” “Have you told Haley that you prefer if your time together is just the two of you?” I ask, wondering if Haley understands Mary’s dilemma. “At first, I was too scared to tell Haley, since I did not want to rock the boat, but then I mustered up my courage and I told her. To my shock, Mary still insisted that the three of us have dinner together-totally disregarding my feelings,” Mary says with teariness and pain. “I have known Haley for so long, I just hate to see our friendship deteriorate, but at the same time, I don’t know how to deal with the fact that she is marginalizing me.” “I see your dilemma,” I respond, feeling Mary’s pain and helplessness.
“Long-term relationships go through many chapters, and I can see that this current chapter is causing you to feel bad about yourself.” I say, highlighting the difficulty that results from Haley ignoring Mary’s feelings. “I can see that the message you take from Haley’s behavior is that you are not that important to her.

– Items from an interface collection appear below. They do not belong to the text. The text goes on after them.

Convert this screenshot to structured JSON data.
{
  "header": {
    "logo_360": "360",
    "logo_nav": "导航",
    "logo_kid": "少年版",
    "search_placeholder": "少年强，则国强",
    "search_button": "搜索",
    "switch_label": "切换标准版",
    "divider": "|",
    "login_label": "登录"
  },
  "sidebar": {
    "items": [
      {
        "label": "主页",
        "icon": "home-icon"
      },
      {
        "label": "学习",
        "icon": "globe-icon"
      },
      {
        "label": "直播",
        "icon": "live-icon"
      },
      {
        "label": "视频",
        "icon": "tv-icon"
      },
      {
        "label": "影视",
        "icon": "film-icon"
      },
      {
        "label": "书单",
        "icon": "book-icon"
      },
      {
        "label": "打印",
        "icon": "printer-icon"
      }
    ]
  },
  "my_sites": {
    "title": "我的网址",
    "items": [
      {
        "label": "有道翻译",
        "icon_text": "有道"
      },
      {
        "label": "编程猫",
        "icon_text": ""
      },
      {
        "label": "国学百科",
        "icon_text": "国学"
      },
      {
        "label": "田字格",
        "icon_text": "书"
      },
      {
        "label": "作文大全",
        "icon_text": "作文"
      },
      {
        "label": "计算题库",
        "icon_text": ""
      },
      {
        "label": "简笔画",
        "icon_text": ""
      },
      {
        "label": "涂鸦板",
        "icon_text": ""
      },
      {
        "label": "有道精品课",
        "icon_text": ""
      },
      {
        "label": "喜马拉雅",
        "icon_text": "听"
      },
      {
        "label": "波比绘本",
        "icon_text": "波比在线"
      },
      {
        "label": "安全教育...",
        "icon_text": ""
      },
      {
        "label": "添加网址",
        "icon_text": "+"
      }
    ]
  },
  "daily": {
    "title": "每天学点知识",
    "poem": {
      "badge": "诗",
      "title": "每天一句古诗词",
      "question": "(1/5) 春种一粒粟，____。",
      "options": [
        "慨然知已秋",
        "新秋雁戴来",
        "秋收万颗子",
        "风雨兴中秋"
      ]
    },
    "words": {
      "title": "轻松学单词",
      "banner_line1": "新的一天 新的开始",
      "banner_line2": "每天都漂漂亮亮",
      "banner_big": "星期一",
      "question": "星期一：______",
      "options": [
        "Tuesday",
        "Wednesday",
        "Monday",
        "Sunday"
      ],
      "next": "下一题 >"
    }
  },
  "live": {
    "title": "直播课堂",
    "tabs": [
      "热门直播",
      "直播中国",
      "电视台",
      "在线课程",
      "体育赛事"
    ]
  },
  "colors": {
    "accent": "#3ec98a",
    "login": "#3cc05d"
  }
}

You are important, but at the same time, she is keeping you at arm’s distance.” I say, explaining how I see the dynamics and their resulting ego bruising. “Maybe Haley will want to be closer to you over time, and maybe she won’t. It is hard to say, but at this point it seems like you want to be closer to Haley, than she wants to be to you.” I say, highlighting the pain of asymmetrical relationships.
“Yea, I am once again looking for love in the wrong place,” Mary says, with a heaviness that hurts. “Yea, I can see that. It is good that you can be honest with yourself and recognize when your needs are not getting met.” I say, saluting her for trying to cope with the pain of this semi-rejection from Haley. Mary leaves, seemingly a little calmer than when she came. “I just want reciprocity and that is very hard to find,” Mary says in an exasperated tone. “Yep, it is hard to find, but lovely when it finally happens.” I say, implying that searching for mutuality, although difficult, is well worth the journey. “Maybe,” Mary says with her characteristic skepticism. “Maybe” I repeat, joining her in her reluctance to completely agree with my notion of a happy ending. Mary still appears to need to settle herself. “I hope you can find some inner peace,” I say acknowledging that Mary was really hit hard by Haley wanting to include Chloe in their time together. “Thanks,” she says, appreciating my wanting to connect with her, but still in distress.